- [Exercise brief]:
Go through the material and copy each line that includes "provided".

- [Records for this exercise]:

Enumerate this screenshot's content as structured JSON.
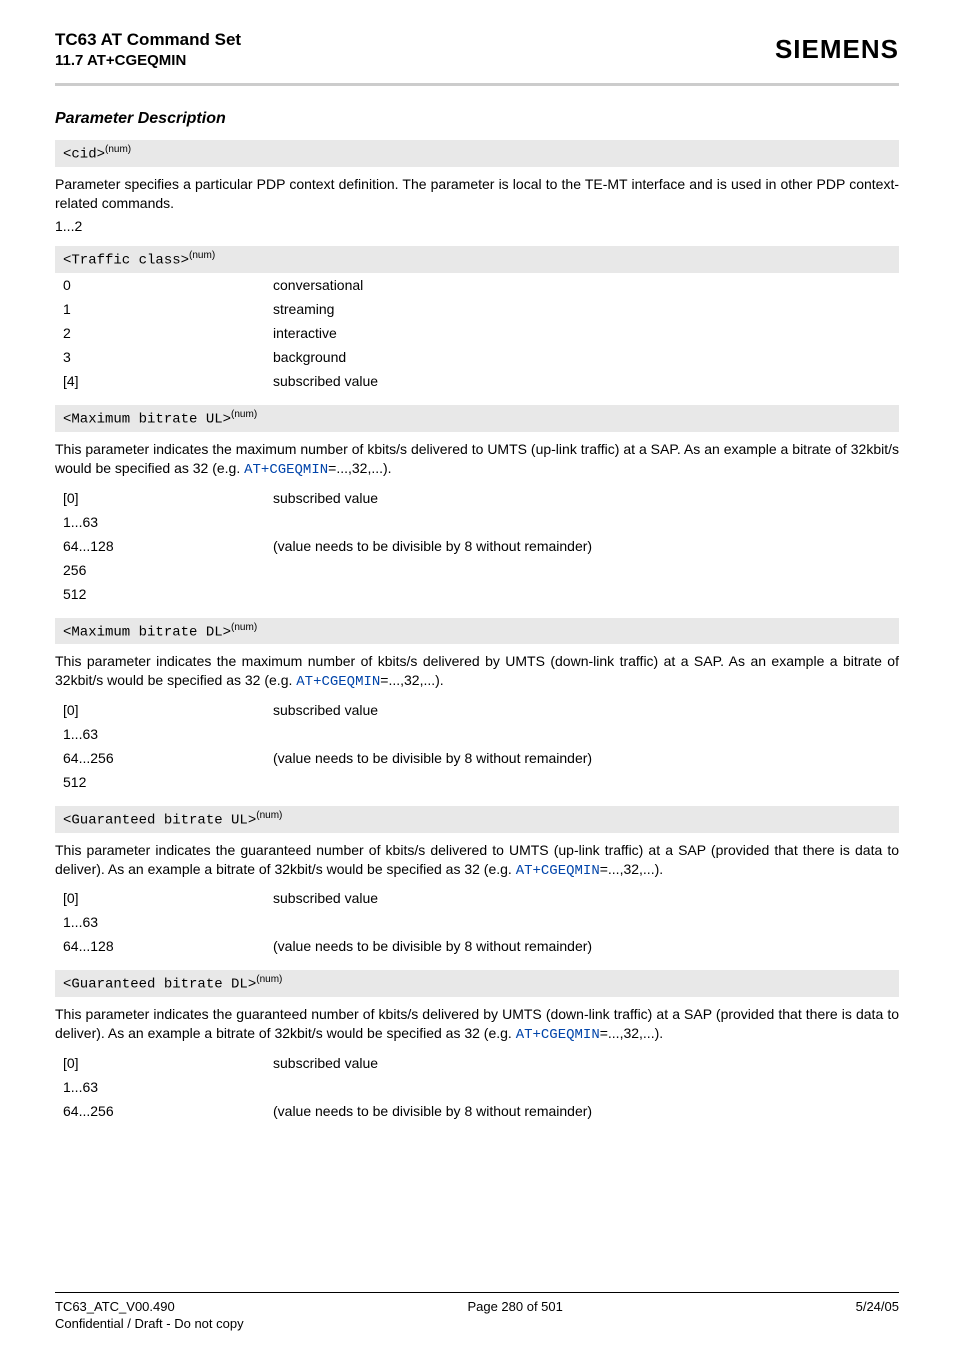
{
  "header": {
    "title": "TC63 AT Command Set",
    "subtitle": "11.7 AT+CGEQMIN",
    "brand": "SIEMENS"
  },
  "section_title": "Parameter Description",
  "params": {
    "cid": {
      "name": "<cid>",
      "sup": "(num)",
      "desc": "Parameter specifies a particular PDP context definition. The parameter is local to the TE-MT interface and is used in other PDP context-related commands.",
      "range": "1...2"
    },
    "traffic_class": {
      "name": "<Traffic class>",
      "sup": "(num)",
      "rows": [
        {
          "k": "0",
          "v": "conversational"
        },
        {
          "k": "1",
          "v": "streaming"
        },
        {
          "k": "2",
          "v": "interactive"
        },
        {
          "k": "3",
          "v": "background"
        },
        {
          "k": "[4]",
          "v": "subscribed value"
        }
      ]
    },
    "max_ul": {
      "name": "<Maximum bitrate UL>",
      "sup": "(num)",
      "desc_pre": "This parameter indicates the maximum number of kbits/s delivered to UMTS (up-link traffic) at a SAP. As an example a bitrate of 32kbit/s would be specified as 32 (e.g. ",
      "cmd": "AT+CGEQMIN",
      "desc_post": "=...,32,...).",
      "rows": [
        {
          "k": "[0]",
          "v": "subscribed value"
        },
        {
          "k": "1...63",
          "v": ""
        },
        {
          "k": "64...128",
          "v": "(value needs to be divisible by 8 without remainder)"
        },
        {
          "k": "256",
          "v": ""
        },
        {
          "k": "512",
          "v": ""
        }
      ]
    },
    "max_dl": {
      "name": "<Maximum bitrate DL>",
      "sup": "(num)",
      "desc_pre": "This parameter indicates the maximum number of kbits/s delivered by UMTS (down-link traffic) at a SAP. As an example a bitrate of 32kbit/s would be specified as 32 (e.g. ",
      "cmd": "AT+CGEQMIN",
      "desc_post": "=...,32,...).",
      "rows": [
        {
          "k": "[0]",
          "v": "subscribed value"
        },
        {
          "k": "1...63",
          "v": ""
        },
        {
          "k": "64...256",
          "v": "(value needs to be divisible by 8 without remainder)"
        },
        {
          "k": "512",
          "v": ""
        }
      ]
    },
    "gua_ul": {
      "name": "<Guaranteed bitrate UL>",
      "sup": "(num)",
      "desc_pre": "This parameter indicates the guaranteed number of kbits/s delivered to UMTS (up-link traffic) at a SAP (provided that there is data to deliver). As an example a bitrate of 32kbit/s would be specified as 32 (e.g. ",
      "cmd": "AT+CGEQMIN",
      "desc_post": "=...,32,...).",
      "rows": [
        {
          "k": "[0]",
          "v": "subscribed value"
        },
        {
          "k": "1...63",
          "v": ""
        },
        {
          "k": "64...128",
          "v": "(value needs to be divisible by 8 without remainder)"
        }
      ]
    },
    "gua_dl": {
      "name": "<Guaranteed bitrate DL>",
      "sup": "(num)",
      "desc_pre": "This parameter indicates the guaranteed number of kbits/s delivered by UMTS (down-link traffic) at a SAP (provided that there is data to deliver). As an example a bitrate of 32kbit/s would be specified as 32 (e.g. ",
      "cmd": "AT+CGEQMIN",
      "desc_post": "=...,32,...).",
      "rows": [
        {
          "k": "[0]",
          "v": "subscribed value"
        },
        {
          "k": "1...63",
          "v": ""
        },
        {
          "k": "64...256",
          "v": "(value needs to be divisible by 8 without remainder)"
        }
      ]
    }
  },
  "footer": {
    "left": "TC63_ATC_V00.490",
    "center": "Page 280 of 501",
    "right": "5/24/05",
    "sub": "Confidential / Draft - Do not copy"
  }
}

- [Finished exercise]:
      "desc_pre": "This parameter indicates the guaranteed number of kbits/s delivered to UMTS (up-link traffic) at a SAP (provided that there is data to deliver). As an example a bitrate of 32kbit/s would be specified as 32 (e.g. ",
      "desc_pre": "This parameter indicates the guaranteed number of kbits/s delivered by UMTS (down-link traffic) at a SAP (provided that there is data to deliver). As an example a bitrate of 32kbit/s would be specified as 32 (e.g. ",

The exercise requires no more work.